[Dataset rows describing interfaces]
——
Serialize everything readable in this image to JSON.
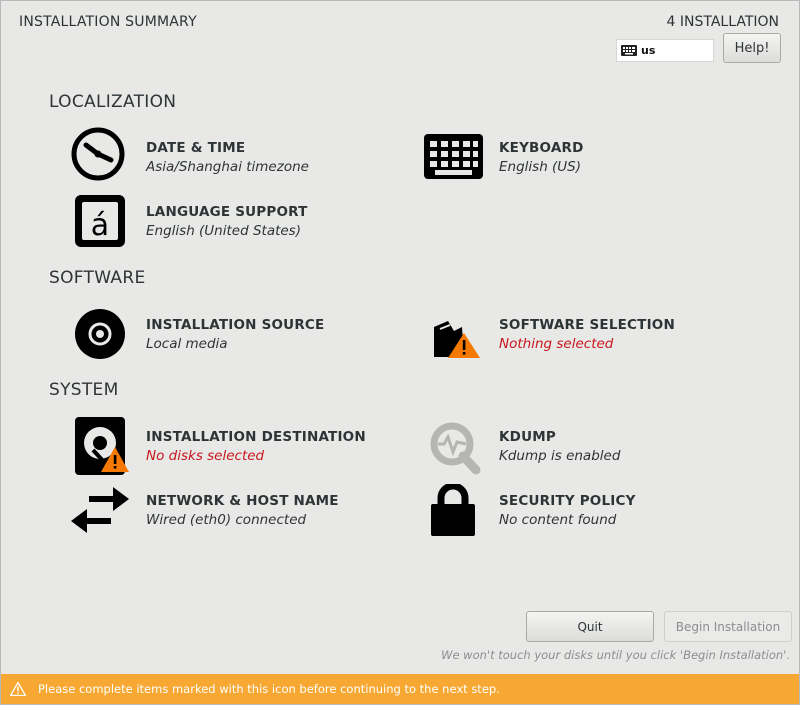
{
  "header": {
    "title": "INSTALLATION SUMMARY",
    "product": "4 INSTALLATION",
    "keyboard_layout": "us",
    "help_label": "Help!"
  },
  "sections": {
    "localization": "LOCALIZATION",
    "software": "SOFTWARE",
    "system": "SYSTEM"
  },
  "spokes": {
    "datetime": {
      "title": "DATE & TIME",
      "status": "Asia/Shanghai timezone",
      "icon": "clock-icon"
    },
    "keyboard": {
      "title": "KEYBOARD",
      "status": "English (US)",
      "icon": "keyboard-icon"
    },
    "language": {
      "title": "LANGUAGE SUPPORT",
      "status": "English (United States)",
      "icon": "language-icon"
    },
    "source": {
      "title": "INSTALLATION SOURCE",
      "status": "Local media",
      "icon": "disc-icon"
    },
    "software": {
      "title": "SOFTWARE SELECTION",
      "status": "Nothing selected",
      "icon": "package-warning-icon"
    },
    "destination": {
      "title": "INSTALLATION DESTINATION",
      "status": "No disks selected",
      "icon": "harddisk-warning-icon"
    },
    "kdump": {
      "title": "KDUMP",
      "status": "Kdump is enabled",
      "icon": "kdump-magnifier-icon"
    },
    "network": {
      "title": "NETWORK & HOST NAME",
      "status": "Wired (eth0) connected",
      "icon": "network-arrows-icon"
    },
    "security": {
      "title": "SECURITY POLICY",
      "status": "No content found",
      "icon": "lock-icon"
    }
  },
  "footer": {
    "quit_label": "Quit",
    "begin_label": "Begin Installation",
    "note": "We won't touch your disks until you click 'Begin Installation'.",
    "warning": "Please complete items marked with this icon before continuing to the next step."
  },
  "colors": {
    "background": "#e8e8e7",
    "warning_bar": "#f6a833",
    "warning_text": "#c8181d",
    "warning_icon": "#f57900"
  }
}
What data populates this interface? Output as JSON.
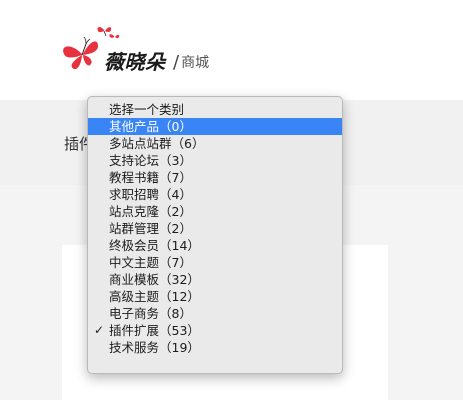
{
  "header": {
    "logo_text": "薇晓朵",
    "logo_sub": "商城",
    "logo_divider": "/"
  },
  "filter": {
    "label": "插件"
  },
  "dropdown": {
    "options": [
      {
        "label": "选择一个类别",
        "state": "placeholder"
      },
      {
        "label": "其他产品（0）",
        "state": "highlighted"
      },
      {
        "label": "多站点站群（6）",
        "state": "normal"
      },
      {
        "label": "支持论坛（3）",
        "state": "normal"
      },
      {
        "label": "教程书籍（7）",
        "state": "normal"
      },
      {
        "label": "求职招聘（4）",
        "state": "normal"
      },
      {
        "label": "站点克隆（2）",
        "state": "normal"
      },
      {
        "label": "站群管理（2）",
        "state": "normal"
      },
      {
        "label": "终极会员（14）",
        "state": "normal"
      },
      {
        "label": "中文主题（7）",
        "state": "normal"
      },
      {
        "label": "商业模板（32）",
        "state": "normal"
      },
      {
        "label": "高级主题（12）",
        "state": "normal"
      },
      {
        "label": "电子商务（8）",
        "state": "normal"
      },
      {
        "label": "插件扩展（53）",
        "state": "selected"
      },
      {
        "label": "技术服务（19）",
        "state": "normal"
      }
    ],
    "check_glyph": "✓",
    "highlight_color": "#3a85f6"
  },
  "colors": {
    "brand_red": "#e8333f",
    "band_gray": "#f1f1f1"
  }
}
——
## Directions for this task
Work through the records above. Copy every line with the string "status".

## Response
      "status": "Asia/Shanghai timezone",
      "status": "English (US)",
      "status": "English (United States)",
      "status": "Local media",
      "status": "Nothing selected",
      "status": "No disks selected",
      "status": "Kdump is enabled",
      "status": "Wired (eth0) connected",
      "status": "No content found",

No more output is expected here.